▶ **REQUIRED ACTION**: Only the number is wanted: how many lines of the data contain "file"?

▶ **Dataset rows for apps and sites**:
%%

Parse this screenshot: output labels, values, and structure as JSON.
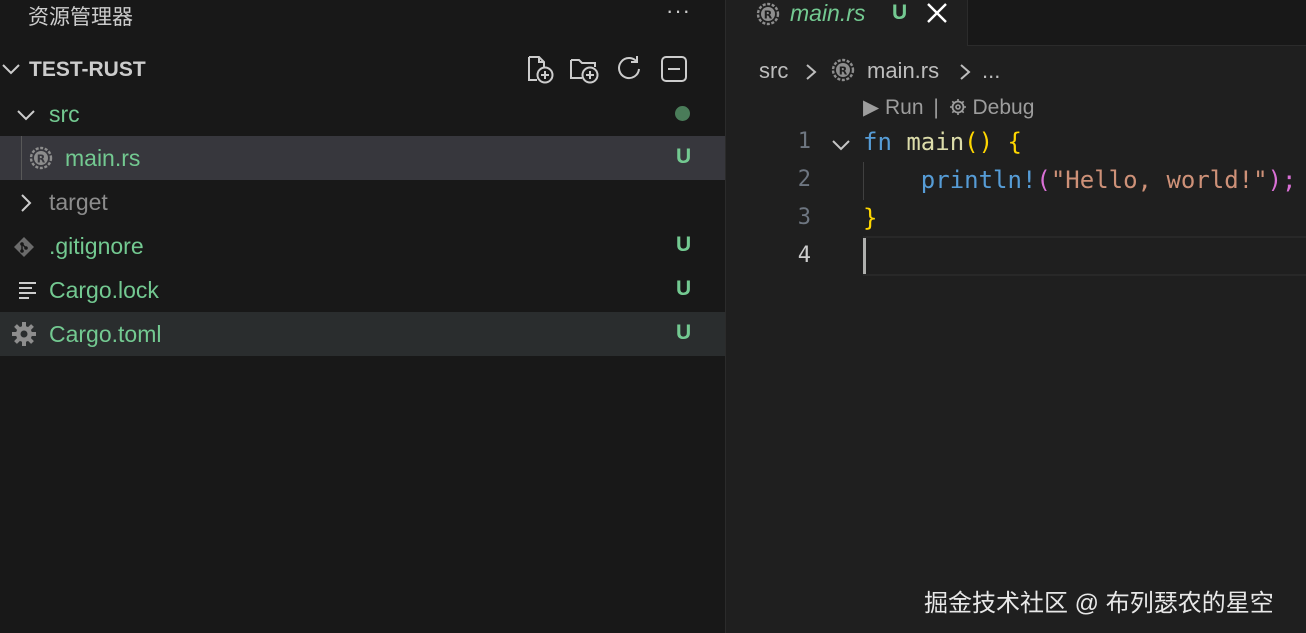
{
  "colors": {
    "untracked": "#73c991",
    "folder_untracked": "#73c991",
    "ignored": "#8c8c8c",
    "dot": "#4a7c59",
    "keyword": "#569cd6",
    "function": "#dcdcaa",
    "macro": "#569cd6",
    "string": "#ce9178",
    "bracket1": "#ffd700",
    "bracket2": "#da70d6",
    "cursor": "#aeafad"
  },
  "sidebar": {
    "title": "资源管理器",
    "more_label": "···",
    "project": {
      "name": "TEST-RUST",
      "actions": [
        "new-file-icon",
        "new-folder-icon",
        "refresh-icon",
        "collapse-all-icon"
      ]
    },
    "tree": [
      {
        "label": "src",
        "icon": "chevron-down-icon",
        "badge": "",
        "state": "folder-open"
      },
      {
        "label": "main.rs",
        "icon": "rust-file-icon",
        "badge": "U",
        "state": "active"
      },
      {
        "label": "target",
        "icon": "chevron-right-icon",
        "badge": "",
        "state": "ignored"
      },
      {
        "label": ".gitignore",
        "icon": "git-file-icon",
        "badge": "U",
        "state": "untracked"
      },
      {
        "label": "Cargo.lock",
        "icon": "lines-file-icon",
        "badge": "U",
        "state": "untracked"
      },
      {
        "label": "Cargo.toml",
        "icon": "gear-file-icon",
        "badge": "U",
        "state": "hover"
      }
    ]
  },
  "editor": {
    "tab": {
      "name": "main.rs",
      "badge": "U",
      "icon": "rust-file-icon"
    },
    "breadcrumb": {
      "folder": "src",
      "file": "main.rs",
      "more": "..."
    },
    "codelens": {
      "run": "▶ Run",
      "sep": "|",
      "debug": "Debug"
    },
    "lines": [
      {
        "num": "1",
        "tokens": [
          {
            "t": "fn ",
            "c": "keyword"
          },
          {
            "t": "main",
            "c": "function"
          },
          {
            "t": "() {",
            "c": "bracket1"
          }
        ]
      },
      {
        "num": "2",
        "tokens": [
          {
            "t": "    ",
            "c": "plain"
          },
          {
            "t": "println!",
            "c": "macro"
          },
          {
            "t": "(",
            "c": "bracket2"
          },
          {
            "t": "\"Hello, world!\"",
            "c": "string"
          },
          {
            "t": ");",
            "c": "bracket2"
          }
        ]
      },
      {
        "num": "3",
        "tokens": [
          {
            "t": "}",
            "c": "bracket1"
          }
        ]
      },
      {
        "num": "4",
        "tokens": []
      }
    ]
  },
  "watermark": "掘金技术社区 @ 布列瑟农的星空"
}
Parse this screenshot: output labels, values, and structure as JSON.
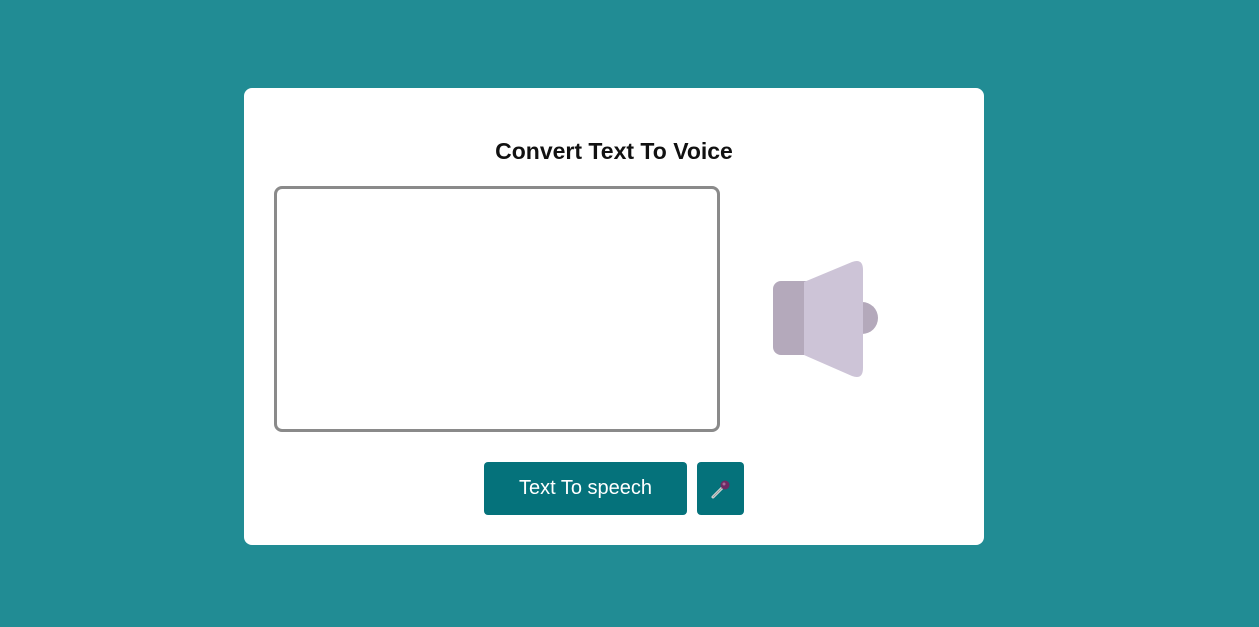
{
  "card": {
    "title": "Convert Text To Voice"
  },
  "text_input": {
    "value": "",
    "placeholder": ""
  },
  "buttons": {
    "tts_label": "Text To speech",
    "mic_icon": "microphone-icon"
  },
  "speaker": {
    "icon": "speaker-icon",
    "colors": {
      "body": "#b4a9bb",
      "cone": "#cdc4d7"
    }
  },
  "colors": {
    "background": "#218c94",
    "card": "#ffffff",
    "button": "#05727b",
    "textarea_border": "#8a8a8a"
  }
}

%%

▶ **ANSWER SECTION**: 7